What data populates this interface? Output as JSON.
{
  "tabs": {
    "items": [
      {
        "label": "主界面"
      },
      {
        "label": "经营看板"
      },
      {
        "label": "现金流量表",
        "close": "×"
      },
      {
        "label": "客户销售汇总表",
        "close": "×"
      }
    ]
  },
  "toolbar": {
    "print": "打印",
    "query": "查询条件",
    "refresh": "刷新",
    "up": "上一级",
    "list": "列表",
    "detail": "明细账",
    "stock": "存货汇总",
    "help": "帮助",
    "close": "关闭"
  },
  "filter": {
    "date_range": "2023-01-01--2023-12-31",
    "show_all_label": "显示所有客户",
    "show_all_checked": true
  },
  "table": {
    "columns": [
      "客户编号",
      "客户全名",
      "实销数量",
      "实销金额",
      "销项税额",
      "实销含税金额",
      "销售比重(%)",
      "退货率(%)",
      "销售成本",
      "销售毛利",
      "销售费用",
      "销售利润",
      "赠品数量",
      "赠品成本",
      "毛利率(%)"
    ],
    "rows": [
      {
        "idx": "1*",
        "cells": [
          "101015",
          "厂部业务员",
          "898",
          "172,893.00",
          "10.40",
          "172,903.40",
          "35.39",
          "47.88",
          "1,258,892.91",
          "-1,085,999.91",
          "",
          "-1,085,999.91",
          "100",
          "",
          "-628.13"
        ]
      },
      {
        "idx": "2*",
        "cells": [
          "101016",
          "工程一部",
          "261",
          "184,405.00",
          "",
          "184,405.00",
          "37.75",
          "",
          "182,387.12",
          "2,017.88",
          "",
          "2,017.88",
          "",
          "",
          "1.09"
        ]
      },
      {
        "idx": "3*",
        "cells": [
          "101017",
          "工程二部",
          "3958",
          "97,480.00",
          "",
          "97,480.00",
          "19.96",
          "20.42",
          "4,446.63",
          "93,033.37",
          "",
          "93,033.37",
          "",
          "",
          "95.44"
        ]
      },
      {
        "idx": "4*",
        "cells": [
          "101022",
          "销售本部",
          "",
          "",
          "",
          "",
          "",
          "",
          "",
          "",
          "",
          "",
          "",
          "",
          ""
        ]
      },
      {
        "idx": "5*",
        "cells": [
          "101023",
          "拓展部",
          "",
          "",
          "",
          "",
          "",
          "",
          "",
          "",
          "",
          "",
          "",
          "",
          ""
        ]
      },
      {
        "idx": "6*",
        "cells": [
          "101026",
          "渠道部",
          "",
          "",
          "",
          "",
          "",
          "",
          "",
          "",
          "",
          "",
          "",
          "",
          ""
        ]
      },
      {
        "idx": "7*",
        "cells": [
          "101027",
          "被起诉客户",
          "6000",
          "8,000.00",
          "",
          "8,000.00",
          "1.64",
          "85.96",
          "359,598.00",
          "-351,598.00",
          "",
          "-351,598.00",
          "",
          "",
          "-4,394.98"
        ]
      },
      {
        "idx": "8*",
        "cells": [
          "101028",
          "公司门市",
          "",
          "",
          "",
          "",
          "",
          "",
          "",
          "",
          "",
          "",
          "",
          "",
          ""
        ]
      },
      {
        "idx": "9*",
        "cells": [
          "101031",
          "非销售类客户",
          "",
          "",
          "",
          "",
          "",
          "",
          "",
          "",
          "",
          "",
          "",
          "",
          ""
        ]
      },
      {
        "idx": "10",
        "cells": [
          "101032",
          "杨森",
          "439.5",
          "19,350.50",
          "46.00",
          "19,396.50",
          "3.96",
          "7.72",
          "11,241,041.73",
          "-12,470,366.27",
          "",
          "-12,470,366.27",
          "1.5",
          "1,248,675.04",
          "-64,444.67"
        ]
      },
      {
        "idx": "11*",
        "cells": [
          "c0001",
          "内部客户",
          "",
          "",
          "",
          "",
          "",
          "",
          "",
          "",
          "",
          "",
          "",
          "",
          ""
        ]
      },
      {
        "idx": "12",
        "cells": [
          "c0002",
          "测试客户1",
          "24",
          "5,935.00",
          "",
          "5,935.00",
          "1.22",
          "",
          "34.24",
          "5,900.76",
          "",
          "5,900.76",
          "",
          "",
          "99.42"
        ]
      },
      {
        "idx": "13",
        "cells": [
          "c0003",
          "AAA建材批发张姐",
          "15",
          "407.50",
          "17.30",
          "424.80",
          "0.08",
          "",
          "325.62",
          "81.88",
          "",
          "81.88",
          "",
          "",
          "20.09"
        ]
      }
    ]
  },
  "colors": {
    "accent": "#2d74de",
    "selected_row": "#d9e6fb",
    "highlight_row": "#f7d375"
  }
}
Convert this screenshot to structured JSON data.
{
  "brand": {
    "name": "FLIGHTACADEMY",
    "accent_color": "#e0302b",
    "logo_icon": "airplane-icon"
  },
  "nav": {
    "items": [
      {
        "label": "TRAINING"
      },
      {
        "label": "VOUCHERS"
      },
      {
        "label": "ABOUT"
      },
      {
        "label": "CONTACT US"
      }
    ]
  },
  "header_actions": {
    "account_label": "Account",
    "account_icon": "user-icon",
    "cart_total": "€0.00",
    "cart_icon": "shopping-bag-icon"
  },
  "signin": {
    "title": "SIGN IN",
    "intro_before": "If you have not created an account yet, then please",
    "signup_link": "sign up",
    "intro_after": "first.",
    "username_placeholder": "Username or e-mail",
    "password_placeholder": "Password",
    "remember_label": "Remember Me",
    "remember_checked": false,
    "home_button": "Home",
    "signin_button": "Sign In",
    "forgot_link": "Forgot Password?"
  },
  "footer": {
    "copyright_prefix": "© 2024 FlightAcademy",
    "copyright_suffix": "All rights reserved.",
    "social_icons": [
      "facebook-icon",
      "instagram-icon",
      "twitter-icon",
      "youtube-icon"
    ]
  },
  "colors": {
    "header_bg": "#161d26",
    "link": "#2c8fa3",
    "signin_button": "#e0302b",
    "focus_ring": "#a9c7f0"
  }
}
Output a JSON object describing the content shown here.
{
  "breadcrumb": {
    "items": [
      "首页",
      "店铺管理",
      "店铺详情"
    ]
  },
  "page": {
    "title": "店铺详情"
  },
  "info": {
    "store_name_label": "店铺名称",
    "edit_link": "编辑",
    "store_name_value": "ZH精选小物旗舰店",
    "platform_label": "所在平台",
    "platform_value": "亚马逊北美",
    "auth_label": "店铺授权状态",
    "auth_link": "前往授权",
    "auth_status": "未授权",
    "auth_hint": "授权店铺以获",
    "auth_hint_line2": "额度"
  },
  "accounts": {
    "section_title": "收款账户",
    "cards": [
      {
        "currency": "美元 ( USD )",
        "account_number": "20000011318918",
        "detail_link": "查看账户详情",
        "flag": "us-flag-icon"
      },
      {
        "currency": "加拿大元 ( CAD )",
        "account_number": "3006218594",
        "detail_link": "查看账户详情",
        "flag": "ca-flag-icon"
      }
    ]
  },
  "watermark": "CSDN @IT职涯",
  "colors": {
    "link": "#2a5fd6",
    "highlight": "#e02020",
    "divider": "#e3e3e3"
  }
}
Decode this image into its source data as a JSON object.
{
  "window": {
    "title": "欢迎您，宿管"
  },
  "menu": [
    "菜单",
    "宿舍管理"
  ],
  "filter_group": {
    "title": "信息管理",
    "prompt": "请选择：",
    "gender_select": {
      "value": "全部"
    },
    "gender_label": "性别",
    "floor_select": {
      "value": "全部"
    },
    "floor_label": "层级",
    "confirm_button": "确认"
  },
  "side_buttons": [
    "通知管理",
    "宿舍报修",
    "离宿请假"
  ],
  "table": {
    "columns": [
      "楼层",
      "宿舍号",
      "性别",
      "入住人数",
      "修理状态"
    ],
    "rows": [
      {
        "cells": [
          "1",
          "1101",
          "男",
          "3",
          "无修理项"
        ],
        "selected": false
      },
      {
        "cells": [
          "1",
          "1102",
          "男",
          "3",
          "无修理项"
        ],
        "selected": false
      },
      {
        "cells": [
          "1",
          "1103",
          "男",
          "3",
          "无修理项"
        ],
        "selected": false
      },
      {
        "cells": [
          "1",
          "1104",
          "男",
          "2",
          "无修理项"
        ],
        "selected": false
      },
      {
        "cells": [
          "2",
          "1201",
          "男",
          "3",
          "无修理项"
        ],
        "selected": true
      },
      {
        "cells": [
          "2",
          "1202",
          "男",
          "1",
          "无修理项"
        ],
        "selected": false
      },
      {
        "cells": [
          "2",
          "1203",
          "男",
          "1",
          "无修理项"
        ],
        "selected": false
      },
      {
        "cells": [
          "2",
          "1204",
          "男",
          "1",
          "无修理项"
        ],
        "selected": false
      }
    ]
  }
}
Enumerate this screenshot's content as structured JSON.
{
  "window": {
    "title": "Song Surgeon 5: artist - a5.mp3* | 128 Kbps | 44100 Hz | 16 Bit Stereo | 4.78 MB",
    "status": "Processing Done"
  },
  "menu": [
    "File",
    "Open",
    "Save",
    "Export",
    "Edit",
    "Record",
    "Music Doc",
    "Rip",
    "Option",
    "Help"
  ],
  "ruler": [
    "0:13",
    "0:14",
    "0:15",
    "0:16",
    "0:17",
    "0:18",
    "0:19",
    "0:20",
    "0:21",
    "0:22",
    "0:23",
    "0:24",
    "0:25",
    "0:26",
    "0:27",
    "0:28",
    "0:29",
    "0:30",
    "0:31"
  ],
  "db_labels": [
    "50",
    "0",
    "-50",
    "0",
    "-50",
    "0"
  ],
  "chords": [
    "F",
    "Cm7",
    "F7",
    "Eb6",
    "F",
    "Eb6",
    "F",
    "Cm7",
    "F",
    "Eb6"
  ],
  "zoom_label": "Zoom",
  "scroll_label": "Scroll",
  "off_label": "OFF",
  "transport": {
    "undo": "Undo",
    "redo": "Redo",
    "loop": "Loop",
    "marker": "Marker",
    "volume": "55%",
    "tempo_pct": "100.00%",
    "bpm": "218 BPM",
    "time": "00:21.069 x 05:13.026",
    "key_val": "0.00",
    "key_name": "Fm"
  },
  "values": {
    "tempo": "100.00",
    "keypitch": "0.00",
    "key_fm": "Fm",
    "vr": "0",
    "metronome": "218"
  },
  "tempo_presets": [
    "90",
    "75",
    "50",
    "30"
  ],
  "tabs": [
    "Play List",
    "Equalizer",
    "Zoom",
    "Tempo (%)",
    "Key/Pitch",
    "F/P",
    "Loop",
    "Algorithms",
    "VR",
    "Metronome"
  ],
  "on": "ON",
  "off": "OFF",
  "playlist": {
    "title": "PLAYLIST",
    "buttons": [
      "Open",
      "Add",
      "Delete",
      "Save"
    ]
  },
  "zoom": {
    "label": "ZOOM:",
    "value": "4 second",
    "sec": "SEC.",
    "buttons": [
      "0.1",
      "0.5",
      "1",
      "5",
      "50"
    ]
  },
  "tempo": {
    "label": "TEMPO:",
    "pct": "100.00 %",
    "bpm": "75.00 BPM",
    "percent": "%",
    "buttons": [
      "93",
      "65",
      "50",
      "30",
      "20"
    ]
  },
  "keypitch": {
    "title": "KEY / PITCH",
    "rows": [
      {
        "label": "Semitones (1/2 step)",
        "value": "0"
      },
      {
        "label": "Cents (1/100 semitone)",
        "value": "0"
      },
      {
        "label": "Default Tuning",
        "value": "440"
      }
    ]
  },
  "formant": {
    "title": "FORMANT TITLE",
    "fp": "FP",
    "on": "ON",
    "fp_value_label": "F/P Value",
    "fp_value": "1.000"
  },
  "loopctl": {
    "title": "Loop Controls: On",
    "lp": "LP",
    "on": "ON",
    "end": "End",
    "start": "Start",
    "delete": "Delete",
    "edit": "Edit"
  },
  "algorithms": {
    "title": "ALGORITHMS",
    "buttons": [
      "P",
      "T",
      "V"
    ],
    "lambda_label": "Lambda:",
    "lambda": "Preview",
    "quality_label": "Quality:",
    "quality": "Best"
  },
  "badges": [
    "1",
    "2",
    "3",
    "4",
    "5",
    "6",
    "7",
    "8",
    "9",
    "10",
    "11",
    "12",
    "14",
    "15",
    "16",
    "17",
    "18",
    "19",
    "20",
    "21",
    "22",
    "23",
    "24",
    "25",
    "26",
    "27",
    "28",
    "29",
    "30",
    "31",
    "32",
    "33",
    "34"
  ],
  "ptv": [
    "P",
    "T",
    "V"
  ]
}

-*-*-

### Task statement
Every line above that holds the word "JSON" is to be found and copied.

### Response to the exercise
What data populates this interface? Output as JSON.
Convert this screenshot to structured JSON data.
Output a JSON object describing the content shown here.
Decode this image into its source data as a JSON object.
Enumerate this screenshot's content as structured JSON.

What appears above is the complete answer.